Allow me to elaborate. UNIX filesystems have a concept of "inodes" that store the body of the file, its permissions and its ownership. The inodes get linked into directories via names--aka. directory entries. The same inode can be linked into the filesystem in multiple places. (Hence the concept of a "hard link.") The filesystem keeps track of how many links an inode has, and the kernel keeps track of how many processes have opened a given inode. This concept is important, and I will come back to it.
When an executable runs, the executable's file as well as the files for all the libraries it depends on get opened. The pages for these files get mmap()'d into the process' address space as file-backed virtual memory. The memory gets marked copy-on-write, so that any changes to the mmap()'d code result in a fault, and break the file backing. In any case, the file-backed portions are backed by the contents of the inodes themselves.

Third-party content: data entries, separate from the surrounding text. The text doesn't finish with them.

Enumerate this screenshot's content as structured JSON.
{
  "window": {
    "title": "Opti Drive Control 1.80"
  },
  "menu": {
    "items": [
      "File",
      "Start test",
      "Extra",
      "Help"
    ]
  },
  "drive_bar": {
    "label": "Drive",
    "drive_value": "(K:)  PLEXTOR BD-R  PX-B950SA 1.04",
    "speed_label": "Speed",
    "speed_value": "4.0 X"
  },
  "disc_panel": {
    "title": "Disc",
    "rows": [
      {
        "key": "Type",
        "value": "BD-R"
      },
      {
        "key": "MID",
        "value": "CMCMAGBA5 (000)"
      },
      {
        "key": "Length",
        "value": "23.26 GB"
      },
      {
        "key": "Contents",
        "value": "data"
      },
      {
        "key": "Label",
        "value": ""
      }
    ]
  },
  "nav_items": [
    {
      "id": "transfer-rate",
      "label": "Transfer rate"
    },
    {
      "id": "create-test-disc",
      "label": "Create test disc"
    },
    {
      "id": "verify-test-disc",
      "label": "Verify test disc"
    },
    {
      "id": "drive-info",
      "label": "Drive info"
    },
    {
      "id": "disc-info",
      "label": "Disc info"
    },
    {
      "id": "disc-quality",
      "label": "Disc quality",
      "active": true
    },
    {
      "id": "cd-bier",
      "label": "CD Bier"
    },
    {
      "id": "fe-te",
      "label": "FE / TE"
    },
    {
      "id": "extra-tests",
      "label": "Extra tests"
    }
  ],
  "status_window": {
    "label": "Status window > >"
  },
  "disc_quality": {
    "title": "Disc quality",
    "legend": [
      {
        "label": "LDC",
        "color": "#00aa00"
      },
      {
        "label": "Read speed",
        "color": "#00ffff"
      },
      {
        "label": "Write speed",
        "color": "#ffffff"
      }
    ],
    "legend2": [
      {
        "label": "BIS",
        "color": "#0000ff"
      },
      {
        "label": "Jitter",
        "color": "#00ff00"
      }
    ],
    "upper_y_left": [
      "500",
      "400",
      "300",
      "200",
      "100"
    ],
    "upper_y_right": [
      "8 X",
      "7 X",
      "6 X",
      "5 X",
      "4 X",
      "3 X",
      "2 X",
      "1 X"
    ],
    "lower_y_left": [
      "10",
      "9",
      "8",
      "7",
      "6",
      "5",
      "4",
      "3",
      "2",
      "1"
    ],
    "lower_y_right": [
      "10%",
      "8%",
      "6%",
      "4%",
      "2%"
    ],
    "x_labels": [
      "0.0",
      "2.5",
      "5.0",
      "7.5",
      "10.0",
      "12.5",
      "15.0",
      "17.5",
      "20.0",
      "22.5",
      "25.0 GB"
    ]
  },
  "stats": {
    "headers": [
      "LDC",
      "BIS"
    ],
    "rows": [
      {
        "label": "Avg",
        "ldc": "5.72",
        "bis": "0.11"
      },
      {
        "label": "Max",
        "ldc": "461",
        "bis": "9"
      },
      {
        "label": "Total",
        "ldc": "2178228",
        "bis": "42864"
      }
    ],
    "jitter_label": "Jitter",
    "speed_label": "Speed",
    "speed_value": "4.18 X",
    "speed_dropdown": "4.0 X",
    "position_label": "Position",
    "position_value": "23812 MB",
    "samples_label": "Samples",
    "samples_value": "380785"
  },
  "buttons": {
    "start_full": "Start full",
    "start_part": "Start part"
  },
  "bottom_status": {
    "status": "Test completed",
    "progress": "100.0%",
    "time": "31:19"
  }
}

Under virtual memory pressure, the kernel will have to deallocate physical pages of memory from some processes in order to allocate them to others. There are two strategies available here: Write dirty pages to swap, and discard clean pages. Clean pages are pages which have either an explicit file backing (such as program executable pages), and pages that were previously swapped, brought back in, but still have an equivalent copy in the swap partition. (This is sometimes refered to as the "swap cache," though I don't know if that designation is accurate.)
So yes, under memory pressure, some pages of an executable might get discarded and will need to be brought in later from the original executable. The grandparent wonders how that works if a user upgrades a binary while the executable runs.
Recall that there's the separation between the file's contents (the inode) and the name given to it in the file system (hard link to the inode). File descriptors are bound to inodes, not directory entries. When you "rm" a file, you remove the link between the directory and the inode. When you replace a file, say with "cp," the existing inode gets unlinked and a new inode gets linked in its place. When you "mv" a file, it gets linked in its new location, and unlinked from its old location.
The filesystem code does not reclaim the space allocated to the inode until all references to the inode drop. This includes all filesystem links and open file descriptors. Thus, when you replace a program's executable while it executes, the currently running program continues to see the old executable, even if the inode doesn't have a visible link in the filesystem. The inode will remain allocated until all of its open file descriptors get closed. Then and only then will the filesystem reclaim the storage associated with the inode.
In fact, it is this property of UNIX derived filesystems that leads to all the orphaned inodes you find in "lost+found/" after a fsck if your system gets shut down abruptly. Any inodes that were open at the point of the crash, but which did not have a hard directory link end up here.
In my experience, the NTFS file system is not as advanced as explained in the above. If you develop in M$ Visual Studio and mess a bit with the copy local setting, you'll see referenced files get locked and there's no way to overwrite them. You can somehow simulate the Unix/Linux behaviour by renaming the referenced file. If for example
c:\test\a.dllis locked, just rename it to
c:\test\b.dlland copy the new version of